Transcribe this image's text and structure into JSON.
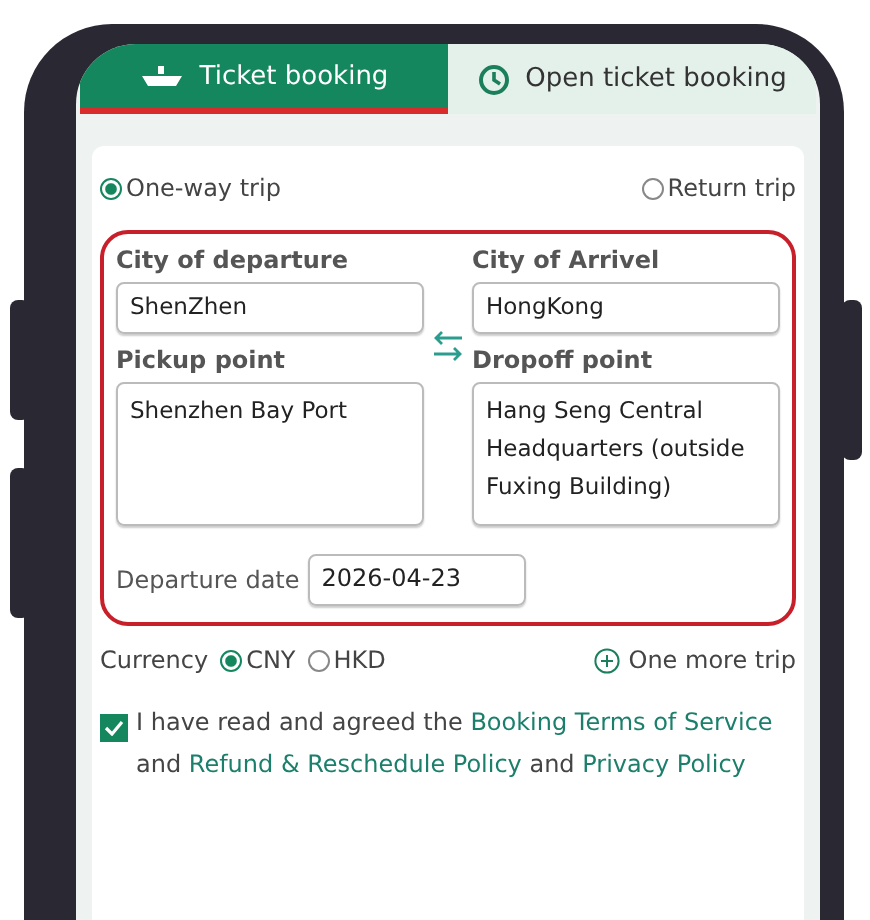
{
  "tabs": [
    {
      "label": "Ticket booking",
      "selected": true,
      "kind": "boat"
    },
    {
      "label": "Open ticket booking",
      "selected": false,
      "kind": "clock"
    }
  ],
  "trip_type": [
    {
      "label": "One-way trip",
      "selected": true
    },
    {
      "label": "Return trip",
      "selected": false
    }
  ],
  "route": {
    "departure": {
      "label": "City of departure",
      "value": "ShenZhen"
    },
    "arrival": {
      "label": "City of Arrivel",
      "value": "HongKong"
    },
    "pickup": {
      "label": "Pickup point",
      "value": "Shenzhen Bay Port"
    },
    "dropoff": {
      "label": "Dropoff point",
      "value": "Hang Seng Central Headquarters (outside Fuxing Building)"
    },
    "date": {
      "label": "Departure date",
      "value": "2026-04-23"
    }
  },
  "currency": {
    "label": "Currency",
    "options": [
      {
        "label": "CNY",
        "selected": true
      },
      {
        "label": "HKD",
        "selected": false
      }
    ]
  },
  "add_trip": "One more trip",
  "agreement": {
    "checked": true,
    "parts": [
      {
        "kind": "text",
        "text": "I have read and agreed the "
      },
      {
        "kind": "link",
        "text": "Booking Terms of Service"
      },
      {
        "kind": "text",
        "text": " and "
      },
      {
        "kind": "link",
        "text": "Refund & Reschedule Policy"
      },
      {
        "kind": "text",
        "text": " and "
      },
      {
        "kind": "link",
        "text": "Privacy Policy"
      }
    ]
  }
}
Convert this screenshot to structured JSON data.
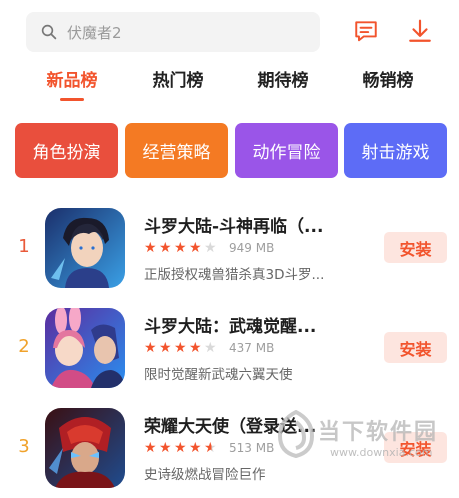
{
  "search": {
    "placeholder": "伏魔者2"
  },
  "icons": {
    "search": "search-icon",
    "message": "message-icon",
    "download": "download-icon"
  },
  "colors": {
    "accent": "#f2542d",
    "rank_red": "#e95a3a",
    "rank_orange": "#f0a22b",
    "star_on": "#f2542d",
    "star_off": "#d9d9d9"
  },
  "tabs": [
    {
      "label": "新品榜",
      "active": true
    },
    {
      "label": "热门榜",
      "active": false
    },
    {
      "label": "期待榜",
      "active": false
    },
    {
      "label": "畅销榜",
      "active": false
    }
  ],
  "categories": [
    {
      "label": "角色扮演",
      "color": "#e94f3d"
    },
    {
      "label": "经营策略",
      "color": "#f47a23"
    },
    {
      "label": "动作冒险",
      "color": "#9a55e8"
    },
    {
      "label": "射击游戏",
      "color": "#5d6cf6"
    }
  ],
  "apps": [
    {
      "rank": "1",
      "name": "斗罗大陆-斗神再临（...",
      "rating": 4,
      "size": "949 MB",
      "desc": "正版授权魂兽猎杀真3D斗罗...",
      "install": "安装"
    },
    {
      "rank": "2",
      "name": "斗罗大陆：武魂觉醒...",
      "rating": 4,
      "size": "437 MB",
      "desc": "限时觉醒新武魂六翼天使",
      "install": "安装"
    },
    {
      "rank": "3",
      "name": "荣耀大天使（登录送...",
      "rating": 4.5,
      "size": "513 MB",
      "desc": "史诗级燃战冒险巨作",
      "install": "安装"
    }
  ],
  "watermark": {
    "text": "当下软件园",
    "url": "www.downxia.com"
  }
}
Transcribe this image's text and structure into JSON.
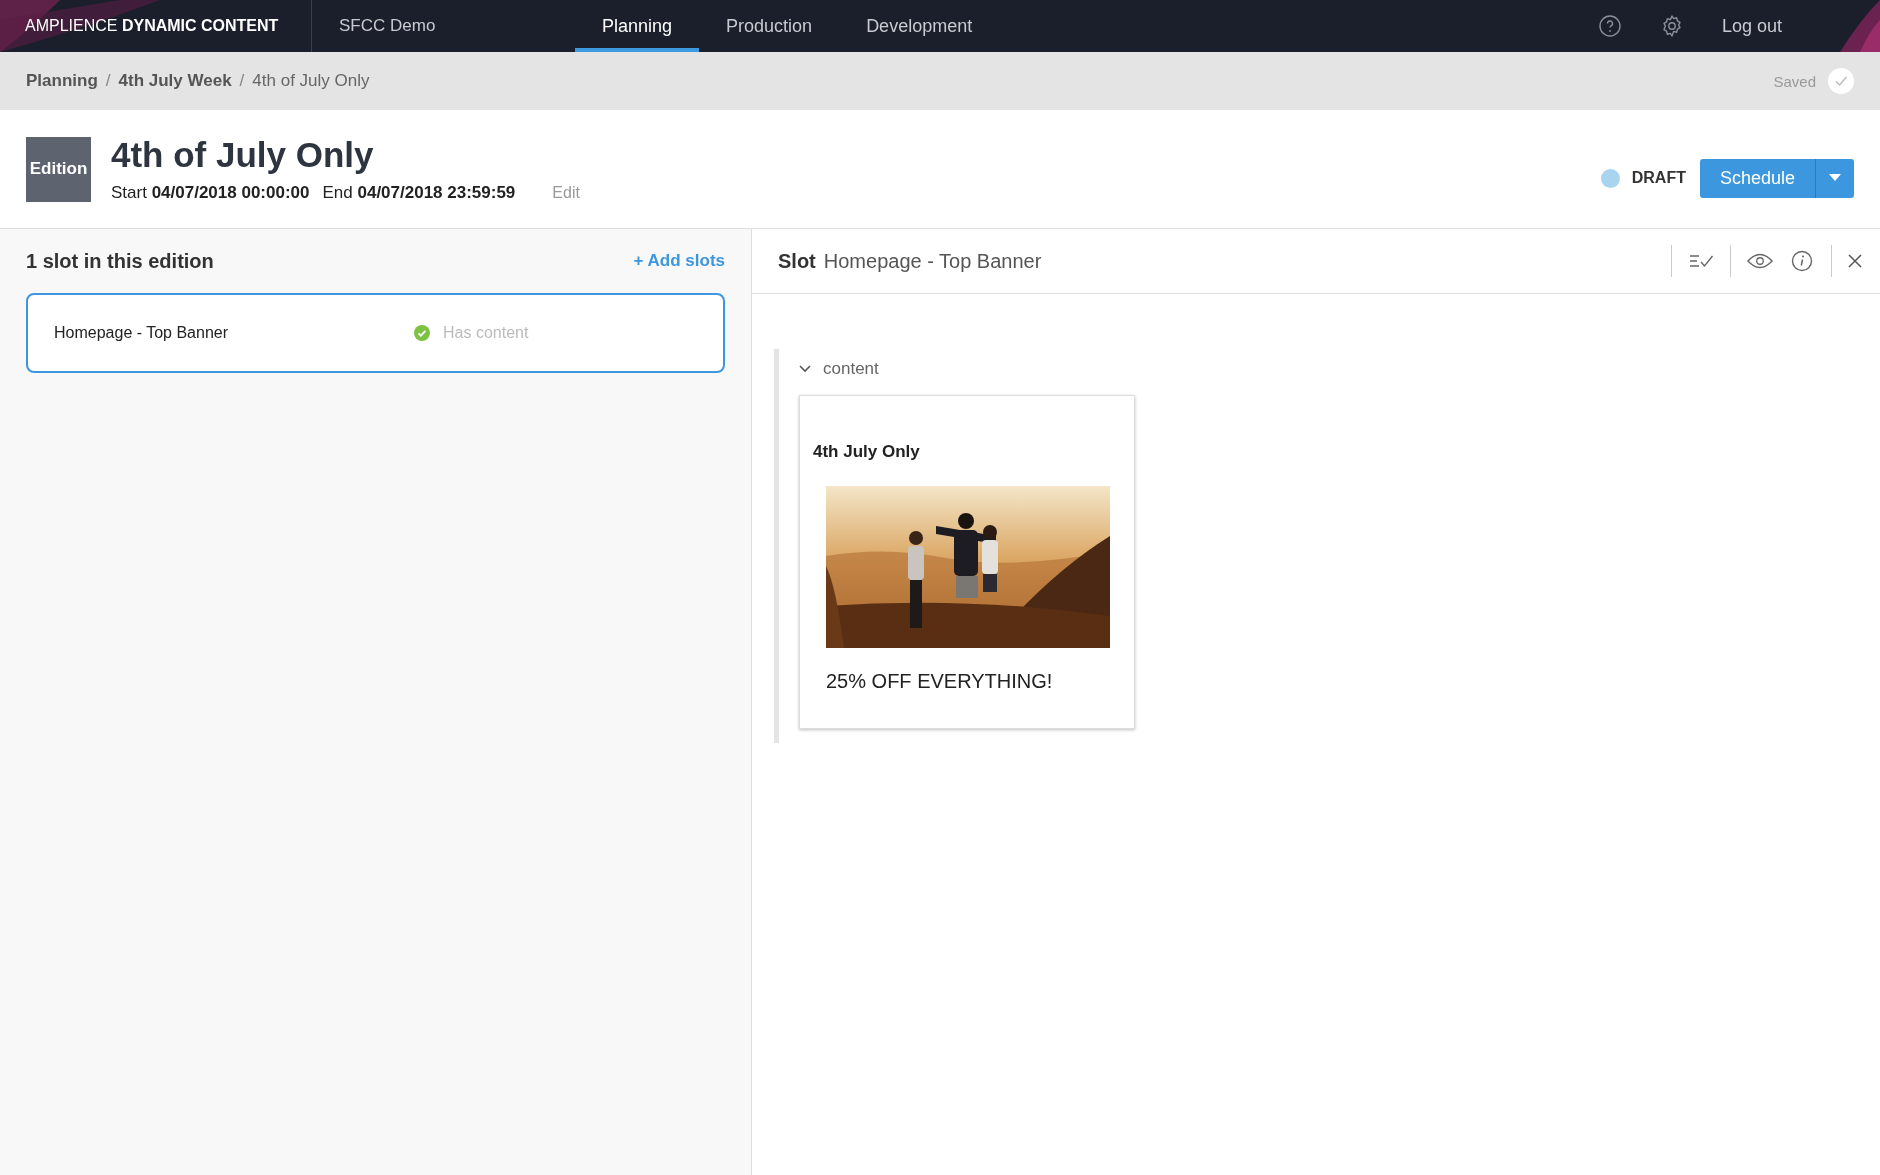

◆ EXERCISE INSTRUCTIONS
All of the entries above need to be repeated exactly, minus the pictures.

◆ OUTPUT FOR THIS TASK
Transcribe this image's text and structure into JSON.
{
  "tabs": [
    {
      "label": "Ticket booking",
      "selected": true,
      "kind": "boat"
    },
    {
      "label": "Open ticket booking",
      "selected": false,
      "kind": "clock"
    }
  ],
  "trip_type": [
    {
      "label": "One-way trip",
      "selected": true
    },
    {
      "label": "Return trip",
      "selected": false
    }
  ],
  "route": {
    "departure": {
      "label": "City of departure",
      "value": "ShenZhen"
    },
    "arrival": {
      "label": "City of Arrivel",
      "value": "HongKong"
    },
    "pickup": {
      "label": "Pickup point",
      "value": "Shenzhen Bay Port"
    },
    "dropoff": {
      "label": "Dropoff point",
      "value": "Hang Seng Central Headquarters (outside Fuxing Building)"
    },
    "date": {
      "label": "Departure date",
      "value": "2026-04-23"
    }
  },
  "currency": {
    "label": "Currency",
    "options": [
      {
        "label": "CNY",
        "selected": true
      },
      {
        "label": "HKD",
        "selected": false
      }
    ]
  },
  "add_trip": "One more trip",
  "agreement": {
    "checked": true,
    "parts": [
      {
        "kind": "text",
        "text": "I have read and agreed the "
      },
      {
        "kind": "link",
        "text": "Booking Terms of Service"
      },
      {
        "kind": "text",
        "text": " and "
      },
      {
        "kind": "link",
        "text": "Refund & Reschedule Policy"
      },
      {
        "kind": "text",
        "text": " and "
      },
      {
        "kind": "link",
        "text": "Privacy Policy"
      }
    ]
  }
}
Convert this screenshot to structured JSON data.
{
  "search": {
    "placeholder": "伏魔者2"
  },
  "icons": {
    "search": "search-icon",
    "message": "message-icon",
    "download": "download-icon"
  },
  "colors": {
    "accent": "#f2542d",
    "rank_red": "#e95a3a",
    "rank_orange": "#f0a22b",
    "star_on": "#f2542d",
    "star_off": "#d9d9d9"
  },
  "tabs": [
    {
      "label": "新品榜",
      "active": true
    },
    {
      "label": "热门榜",
      "active": false
    },
    {
      "label": "期待榜",
      "active": false
    },
    {
      "label": "畅销榜",
      "active": false
    }
  ],
  "categories": [
    {
      "label": "角色扮演",
      "color": "#e94f3d"
    },
    {
      "label": "经营策略",
      "color": "#f47a23"
    },
    {
      "label": "动作冒险",
      "color": "#9a55e8"
    },
    {
      "label": "射击游戏",
      "color": "#5d6cf6"
    }
  ],
  "apps": [
    {
      "rank": "1",
      "name": "斗罗大陆-斗神再临（...",
      "rating": 4,
      "size": "949 MB",
      "desc": "正版授权魂兽猎杀真3D斗罗...",
      "install": "安装"
    },
    {
      "rank": "2",
      "name": "斗罗大陆：武魂觉醒...",
      "rating": 4,
      "size": "437 MB",
      "desc": "限时觉醒新武魂六翼天使",
      "install": "安装"
    },
    {
      "rank": "3",
      "name": "荣耀大天使（登录送...",
      "rating": 4.5,
      "size": "513 MB",
      "desc": "史诗级燃战冒险巨作",
      "install": "安装"
    }
  ],
  "watermark": {
    "text": "当下软件园",
    "url": "www.downxia.com"
  }
}
Transcribe this image's text and structure into JSON.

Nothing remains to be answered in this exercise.